‘The Big Day’ isn’t so big


‘The Big Day’ album cover

The Big Day is the much anticipated debut album of Chicago artist Chance the rapper. The album has finally released after a series of extremely successful mixtapes throughout his career. The album debuted at No. 2 on the Billboard 200 charts with 108,000 album equivalent units sold first week making it Chance’s third top ten project. The singer, rapper, songwriter and social justice advocate initially announced he was working on the album back in November of 2016 not long after his release of Coloring Book. Chance has always separated himself from other artists as he prides himself on his devotion to god and to the people in his city of Chicago.
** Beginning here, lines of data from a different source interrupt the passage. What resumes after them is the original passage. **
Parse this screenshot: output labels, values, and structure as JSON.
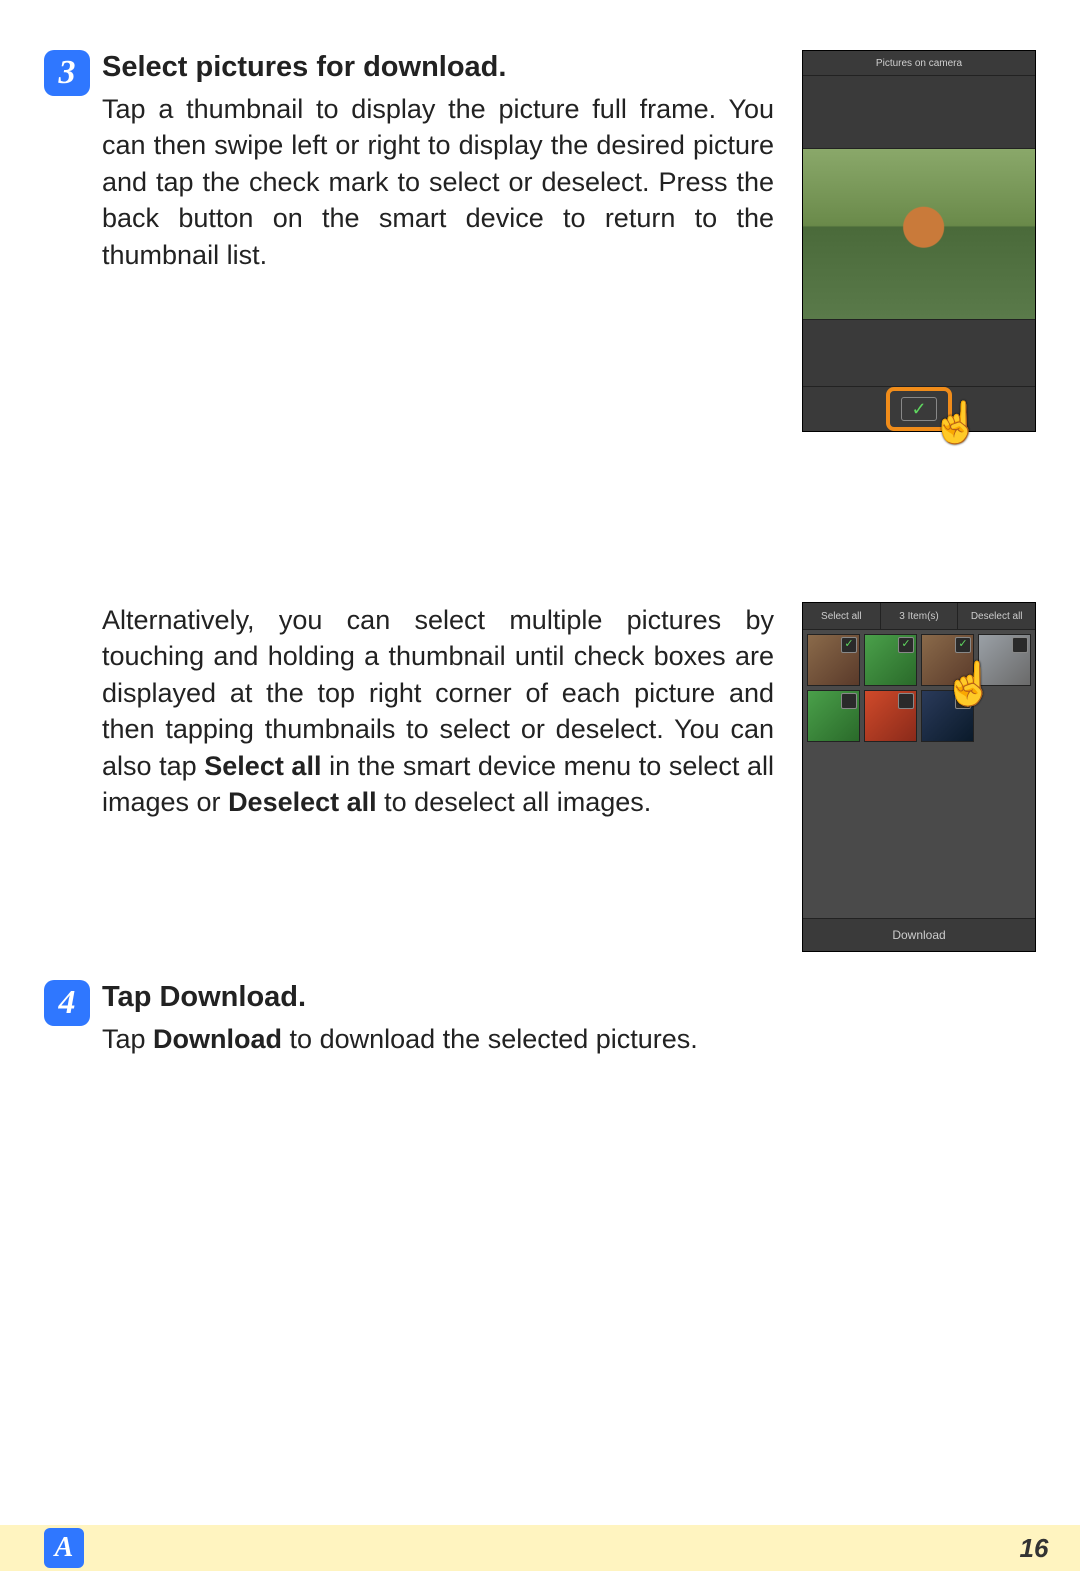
{
  "step3": {
    "number": "3",
    "heading": "Select pictures for download.",
    "para1": "Tap a thumbnail to display the picture full frame. You can then swipe left or right to display the desired picture and tap the check mark to select or deselect. Press the back button on the smart device to return to the thumbnail list.",
    "para2_a": "Alternatively, you can select multiple pictures by touching and holding a thumbnail until check boxes are displayed at the top right corner of each picture and then tapping thumbnails to select or deselect. You can also tap ",
    "para2_bold1": "Select all",
    "para2_b": " in the smart device menu to select all images or ",
    "para2_bold2": "Deselect all",
    "para2_c": " to deselect all images."
  },
  "phone1": {
    "title": "Pictures on camera",
    "check_glyph": "✓"
  },
  "phone2": {
    "top_left": "Select all",
    "top_mid": "3 Item(s)",
    "top_right": "Deselect all",
    "selected_count": 3,
    "thumbs": [
      {
        "cls": "brown",
        "checked": true
      },
      {
        "cls": "green",
        "checked": true
      },
      {
        "cls": "brown",
        "checked": true
      },
      {
        "cls": "gray",
        "checked": false
      },
      {
        "cls": "green",
        "checked": false
      },
      {
        "cls": "red",
        "checked": false
      },
      {
        "cls": "dark",
        "checked": false
      }
    ],
    "bottom": "Download"
  },
  "step4": {
    "number": "4",
    "heading_a": "Tap ",
    "heading_bold": "Download",
    "heading_b": ".",
    "body_a": "Tap ",
    "body_bold": "Download",
    "body_b": " to download the selected pictures."
  },
  "footer": {
    "section": "A",
    "page": "16"
  }
}
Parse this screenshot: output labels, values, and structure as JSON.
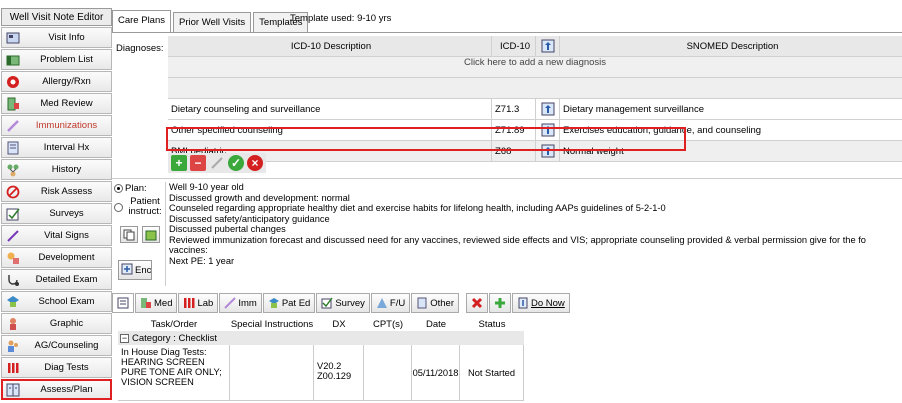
{
  "sidebar": {
    "title": "Well Visit Note Editor",
    "items": [
      {
        "label": "Visit Info",
        "icon": "visit-info-icon",
        "style": "normal"
      },
      {
        "label": "Problem List",
        "icon": "problem-list-icon",
        "style": "normal"
      },
      {
        "label": "Allergy/Rxn",
        "icon": "allergy-icon",
        "style": "normal"
      },
      {
        "label": "Med Review",
        "icon": "med-review-icon",
        "style": "normal"
      },
      {
        "label": "Immunizations",
        "icon": "syringe-icon",
        "style": "red"
      },
      {
        "label": "Interval Hx",
        "icon": "document-icon",
        "style": "normal"
      },
      {
        "label": "History",
        "icon": "family-tree-icon",
        "style": "normal"
      },
      {
        "label": "Risk Assess",
        "icon": "prohibited-icon",
        "style": "normal"
      },
      {
        "label": "Surveys",
        "icon": "survey-icon",
        "style": "normal"
      },
      {
        "label": "Vital Signs",
        "icon": "pencil-icon",
        "style": "normal"
      },
      {
        "label": "Development",
        "icon": "development-icon",
        "style": "normal"
      },
      {
        "label": "Detailed Exam",
        "icon": "stethoscope-icon",
        "style": "normal"
      },
      {
        "label": "School Exam",
        "icon": "school-icon",
        "style": "normal"
      },
      {
        "label": "Graphic",
        "icon": "graphic-icon",
        "style": "normal"
      },
      {
        "label": "AG/Counseling",
        "icon": "counseling-icon",
        "style": "normal"
      },
      {
        "label": "Diag Tests",
        "icon": "test-tubes-icon",
        "style": "normal"
      },
      {
        "label": "Assess/Plan",
        "icon": "assess-plan-icon",
        "style": "normal"
      }
    ]
  },
  "tabs": [
    "Care Plans",
    "Prior Well Visits",
    "Templates"
  ],
  "template_used": "Template used:  9-10 yrs",
  "diagnoses": {
    "label": "Diagnoses:",
    "headers": {
      "desc": "ICD-10 Description",
      "code": "ICD-10",
      "snomed": "SNOMED Description"
    },
    "add_text": "Click here to add a new diagnosis",
    "rows": [
      {
        "desc": "Dietary counseling and surveillance",
        "code": "Z71.3",
        "snomed": "Dietary management surveillance"
      },
      {
        "desc": "Other specified counseling",
        "code": "Z71.89",
        "snomed": "Exercises education, guidance, and counseling"
      },
      {
        "desc": "BMI pediatric",
        "code": "Z68",
        "snomed": "Normal weight"
      }
    ]
  },
  "plan": {
    "radio_plan": "Plan:",
    "radio_patient": "Patient instruct:",
    "enc_label": "Enc",
    "lines": [
      "Well 9-10 year old",
      "Discussed growth and development: normal",
      "Counseled regarding appropriate healthy diet and exercise habits for lifelong health, including AAPs guidelines of 5-2-1-0",
      "Discussed safety/anticipatory guidance",
      "Discussed pubertal changes",
      "Reviewed immunization forecast and discussed need for any vaccines, reviewed side effects and VIS;  appropriate counseling provided & verbal permission give for the fo",
      "vaccines:",
      "Next PE: 1 year"
    ]
  },
  "bottom_tabs": [
    "Med",
    "Lab",
    "Imm",
    "Pat Ed",
    "Survey",
    "F/U",
    "Other"
  ],
  "do_now": "Do Now",
  "orders": {
    "headers": [
      "Task/Order",
      "Special Instructions",
      "DX",
      "CPT(s)",
      "Date",
      "Status"
    ],
    "category": "Category : Checklist",
    "rows": [
      {
        "task": "In House Diag Tests: HEARING SCREEN PURE TONE AIR ONLY; VISION SCREEN",
        "instructions": "",
        "dx1": "V20.2",
        "dx2": "Z00.129",
        "cpt": "",
        "date": "05/11/2018",
        "status": "Not Started"
      }
    ]
  },
  "colors": {
    "highlight": "#e02020",
    "header_bg": "#e8e8e8"
  }
}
The infamously independent artist recently added much of his old music onto mainstream music platforms after years of releasing music for free.

Chance combines many elements of hip hop, jazz and soul which truly make him a standout artist in the current music industry. He is able to maintain such a high profile in the hip hop community while remaining a completely independent artist. His previous projects such as Coloring Book, Acid Rap and his debut mixtape 10 day which released in 2012, have progressively elevated him to where he is today. 
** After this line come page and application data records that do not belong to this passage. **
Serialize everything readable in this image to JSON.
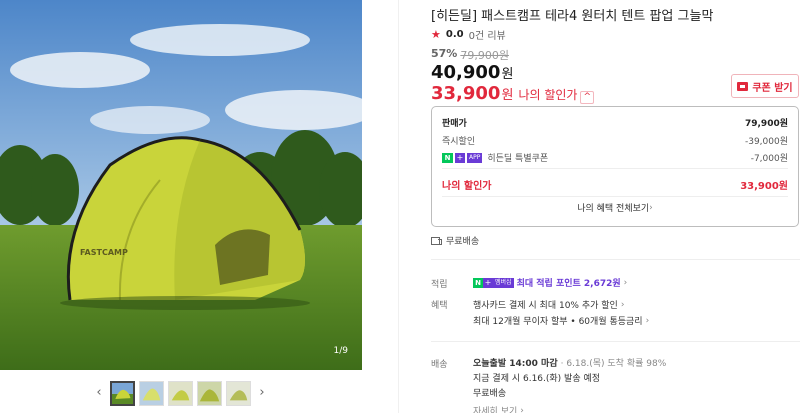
{
  "product": {
    "title": "[히든딜] 패스트캠프 테라4 원터치 텐트 팝업 그늘막",
    "image_counter": "1/9",
    "tent_brand_print": "FASTCAMP"
  },
  "rating": {
    "star": "★",
    "score": "0.0",
    "reviews": "0건 리뷰"
  },
  "pricing": {
    "discount_rate": "57%",
    "original_price": "79,900원",
    "sale_price": "40,900",
    "sale_unit": "원",
    "my_price": "33,900",
    "my_unit": "원",
    "my_price_label": "나의 할인가",
    "caret": "^"
  },
  "coupon": {
    "label": "쿠폰 받기"
  },
  "price_breakdown": {
    "rows": [
      {
        "label": "판매가",
        "value": "79,900원"
      },
      {
        "label": "즉시할인",
        "value": "-39,000원"
      },
      {
        "label": "히든딜 특별쿠폰",
        "value": "-7,000원",
        "badges": [
          "N",
          "+",
          "APP"
        ]
      }
    ],
    "total_label": "나의 할인가",
    "total_value": "33,900원",
    "more_label": "나의 혜택 전체보기"
  },
  "shipping": {
    "free_label": "무료배송"
  },
  "sections": {
    "points": {
      "label": "적립",
      "badge_n": "N",
      "badge_plus": "+",
      "badge_member": "멤버십",
      "text": "최대 적립 포인트 2,672원"
    },
    "benefits": {
      "label": "혜택",
      "lines": [
        "행사카드 결제 시 최대 10% 추가 할인",
        "최대 12개월 무이자 할부 • 60개월 통등금리"
      ]
    },
    "delivery": {
      "label": "배송",
      "line1_bold": "오늘출발 14:00 마감",
      "line1_rest": "· 6.18.(목) 도착 확률 98%",
      "line2": "지금 결제 시 6.16.(화) 발송 예정",
      "line3": "무료배송",
      "line4": "자세히 보기"
    }
  },
  "thumbnails": {
    "prev": "‹",
    "next": "›",
    "count": 5
  },
  "colors": {
    "accent": "#e1283c",
    "naver_green": "#03c75a",
    "membership_purple": "#6a3bd6"
  }
}
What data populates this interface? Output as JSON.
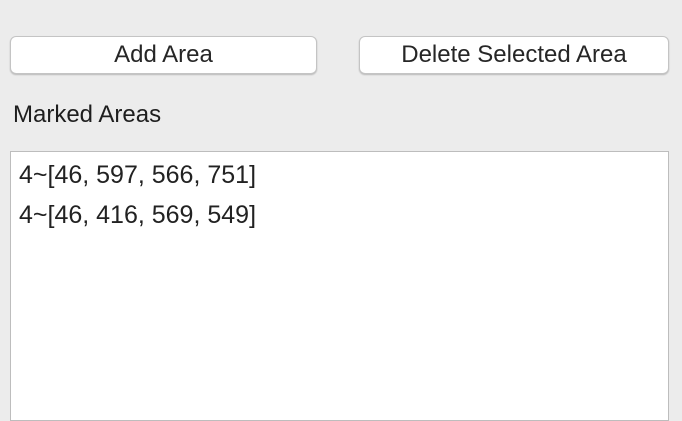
{
  "toolbar": {
    "add_label": "Add Area",
    "delete_label": "Delete Selected Area"
  },
  "marked_areas": {
    "label": "Marked Areas",
    "items": [
      "4~[46, 597, 566, 751]",
      "4~[46, 416, 569, 549]"
    ]
  }
}
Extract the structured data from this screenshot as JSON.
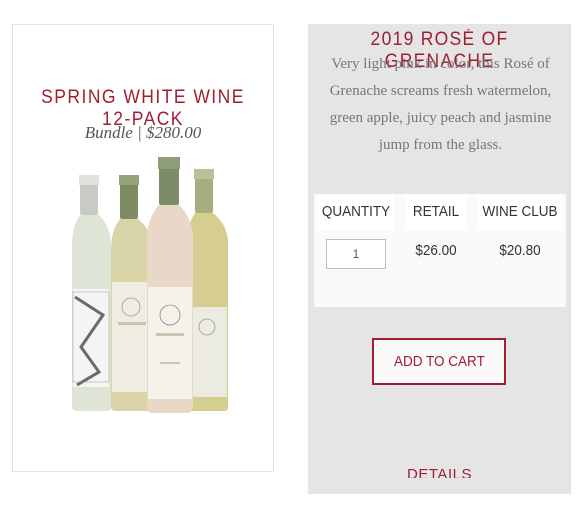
{
  "bundle": {
    "title": "SPRING WHITE WINE 12-PACK",
    "subtitle": "Bundle | $280.00",
    "image_icon": "wine-bottles-image"
  },
  "wine": {
    "title": "2019 ROSÉ OF GRENACHE",
    "description": "Very light pink in color, this Rosé of Grenache screams fresh watermelon, green apple, juicy peach and jasmine jump from the glass."
  },
  "price_table": {
    "headers": {
      "quantity": "QUANTITY",
      "retail": "RETAIL",
      "club": "WINE CLUB"
    },
    "quantity_value": "1",
    "retail_price": "$26.00",
    "club_price": "$20.80"
  },
  "actions": {
    "add_to_cart": "ADD TO CART",
    "details": "DETAILS"
  },
  "colors": {
    "accent": "#a01e32",
    "panel": "#e5e5e5"
  }
}
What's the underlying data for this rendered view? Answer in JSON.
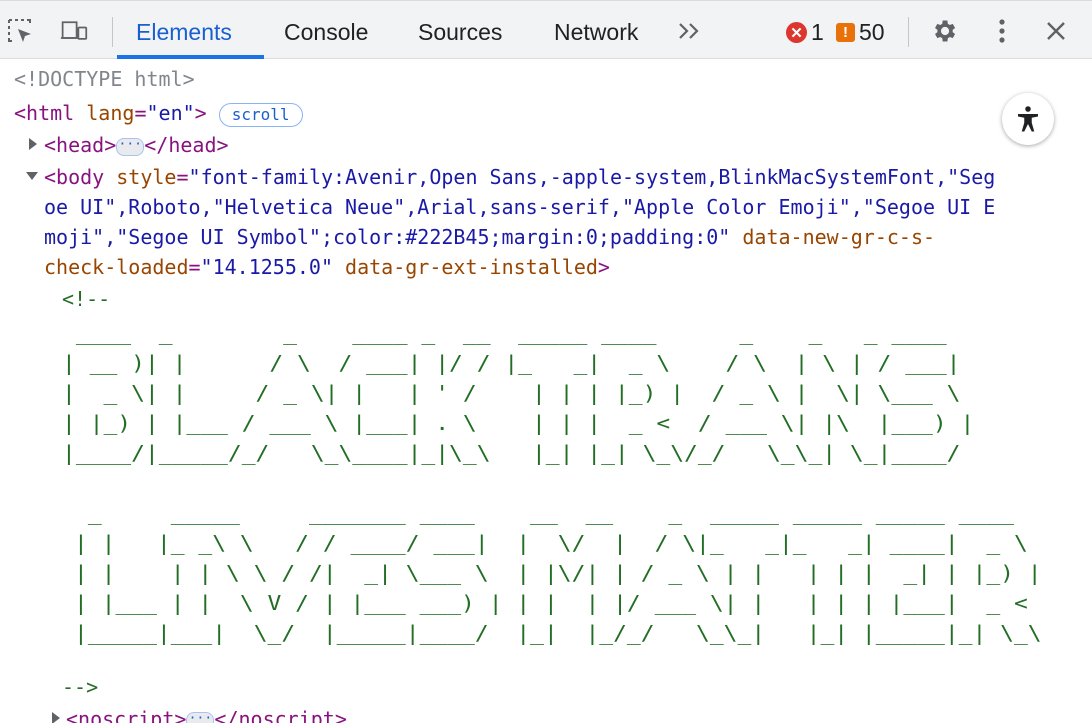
{
  "toolbar": {
    "tabs": [
      {
        "label": "Elements",
        "active": true
      },
      {
        "label": "Console"
      },
      {
        "label": "Sources"
      },
      {
        "label": "Network"
      }
    ],
    "more_tabs_icon": "chevron-double-right-icon",
    "error_count": "1",
    "warning_count": "50",
    "colors": {
      "active_tab": "#1a5fd0",
      "underline": "#1a73e8",
      "error": "#dc362e",
      "warning": "#e8710a"
    }
  },
  "dom": {
    "doctype": "<!DOCTYPE html>",
    "html_open": "<html",
    "html_attr_name": "lang",
    "html_attr_value": "\"en\"",
    "html_close_bracket": ">",
    "scroll_badge": "scroll",
    "head_open": "<head>",
    "head_close": "</head>",
    "body_open": "<body",
    "body_style_attr": "style",
    "body_style_line1": "\"font-family:Avenir,Open Sans,-apple-system,BlinkMacSystemFont,\"Seg",
    "body_style_line2": "oe UI\",Roboto,\"Helvetica Neue\",Arial,sans-serif,\"Apple Color Emoji\",\"Segoe UI E",
    "body_style_line3": "moji\",\"Segoe UI Symbol\";color:#222B45;margin:0;padding:0\"",
    "body_attr2": "data-new-gr-c-s-",
    "body_attr2b": "check-loaded",
    "body_attr2_value": "\"14.1255.0\"",
    "body_attr3": "data-gr-ext-installed",
    "body_close_bracket": ">",
    "comment_open": "<!--",
    "ascii_black_trans": " ____  _        _    ____ _  __  _____ ____      _    _   _ ____\n| __ )| |      / \\  / ___| |/ / |_   _|  _ \\    / \\  | \\ | / ___|\n|  _ \\| |     / _ \\| |   | ' /    | | | |_) |  / _ \\ |  \\| \\___ \\\n| |_) | |___ / ___ \\ |___| . \\    | | |  _ <  / ___ \\| |\\  |___) |\n|____/|_____/_/   \\_\\____|_|\\_\\   |_| |_| \\_\\/_/   \\_\\_| \\_|____/",
    "ascii_lives_matter": " _     _____     _______ ____    __  __    _  _____ _____ _____ ____\n| |   |_ _\\ \\   / / ____/ ___|  |  \\/  |  / \\|_   _|_   _| ____|  _ \\\n| |    | | \\ \\ / /|  _| \\___ \\  | |\\/| | / _ \\ | |   | | |  _| | |_) |\n| |___ | |  \\ V / | |___ ___) | | |  | |/ ___ \\| |   | | | |___|  _ <\n|_____|___|  \\_/  |_____|____/  |_|  |_/_/   \\_\\_|   |_| |_____|_| \\_\\",
    "comment_close": "-->",
    "noscript_open": "<noscript>",
    "noscript_close": "</noscript>"
  }
}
The Big Day is heavily influenced by Chance’s marriage with songs such as “Found A Good One” and title track, “The Big Day”, talking about his wedding ceremony. Although this element was a cute attempt to use this album to honor his marriage, this idea could have been organized and expressed in a much better fashion. Chance is known for his amazing style, personality, flow and lyricism that are recognizable in his music but unfortunately The Big Day failed to perform to this caliber with many examples of horrible writing and low levels of musicality. Much of Chance’s infamous storytelling is washed out with poor lyricism and corny bars. What Chance offers vocally on this project is very much below the bar of his standard and will not go unnoticed by fans. 
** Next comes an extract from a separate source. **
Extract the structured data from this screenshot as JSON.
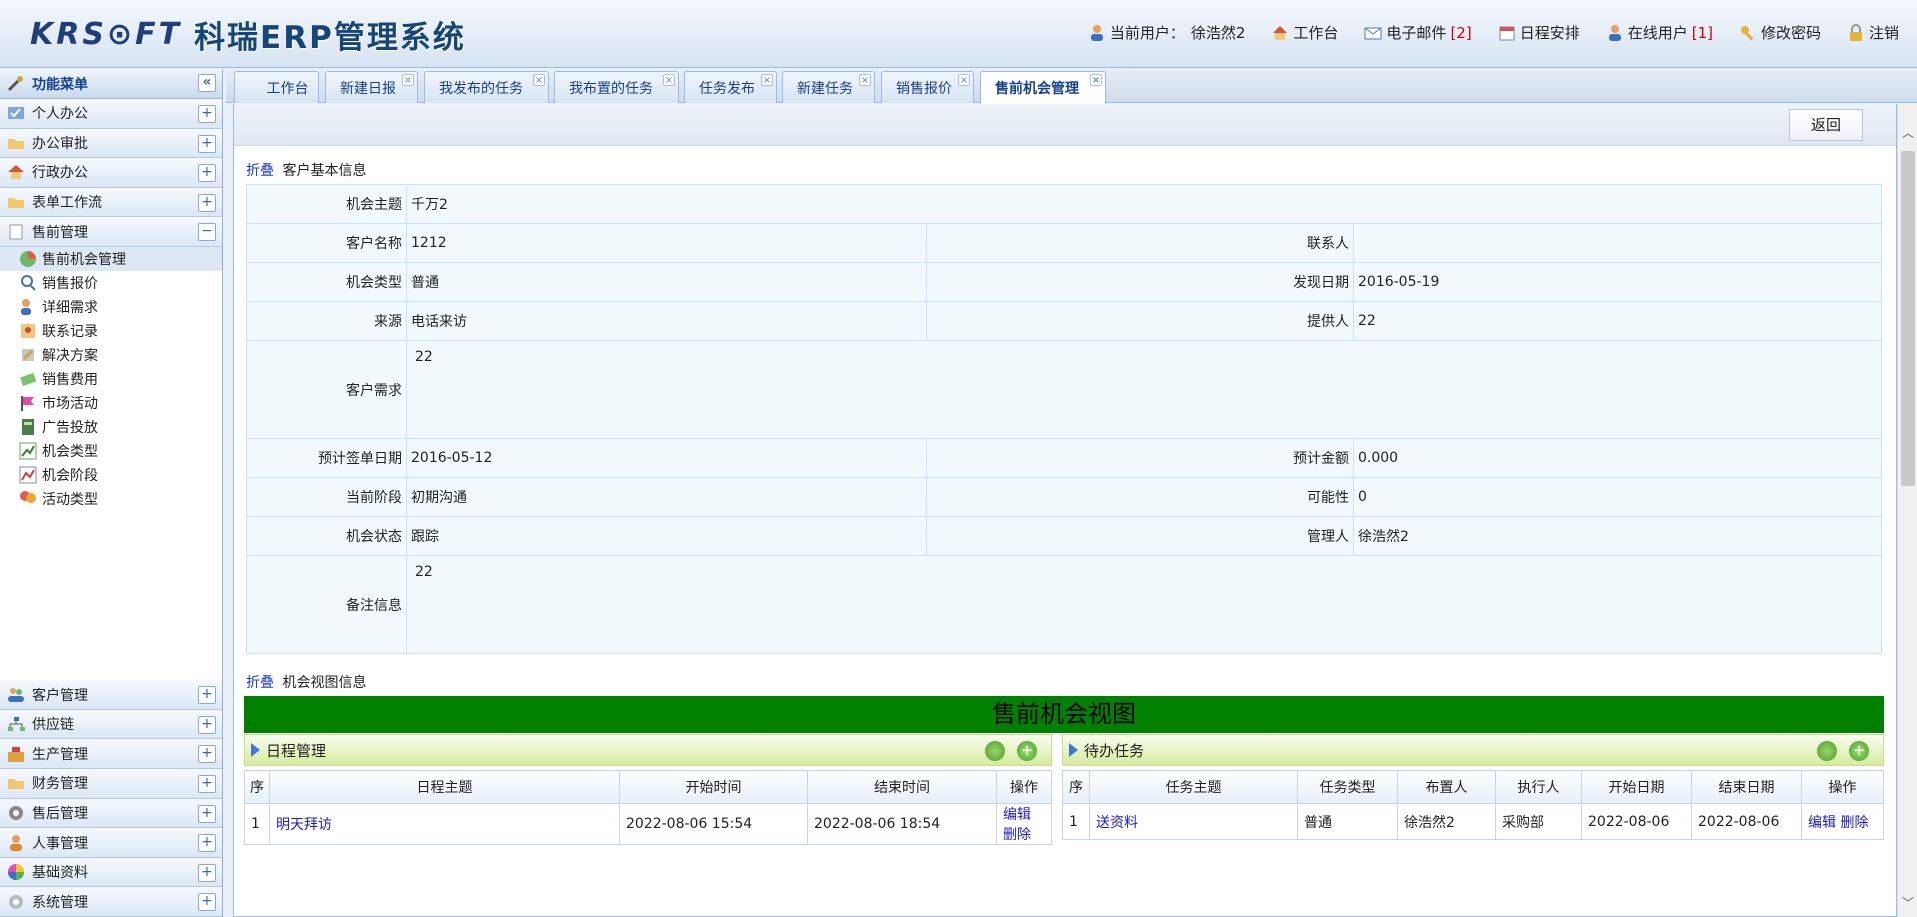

Even with low levels of overall musical cordonation, The Big Day has an extensive list of respectable producers and features some of which provide beneficial elements to the project. Nicki Minaj, John Legend and CocoRosie with production from Pierre Bourne and Murda Beatz are among the small list of artists that actually bring substance to this record. One of the big problems with this new album is the weird style and feature fusions that don’t come together well at all. It seems as if Chance is trying to prove that he is some sort of Kanye West protege that can flawlessly blend all types of music and orchestrate it in a way that it all comes together harmoniously. Songs such as “Zanies And Fools” and “Roo” lack a lot of those aspects that make a Chance songs truly great and try to be something they’re not.

Although Chance delivers some decent tracks such as “We Go High”, “I Got You (Always And Forever)” and “Let’s Go On The Run”, the overall quality of this album is mediocre and without proper support, will fall into the background quickly. Despite a strong release, the album dropped to the No. 9 position on the charts in its second week with many experts at Billboard predicting low sale longevity. Chance has always relied on his fanbase to create buzz around his music but in the current highly competitive streaming era of the music business, The Big Day will most likely struggle to stay afloat. 

Chance the Rapper preforming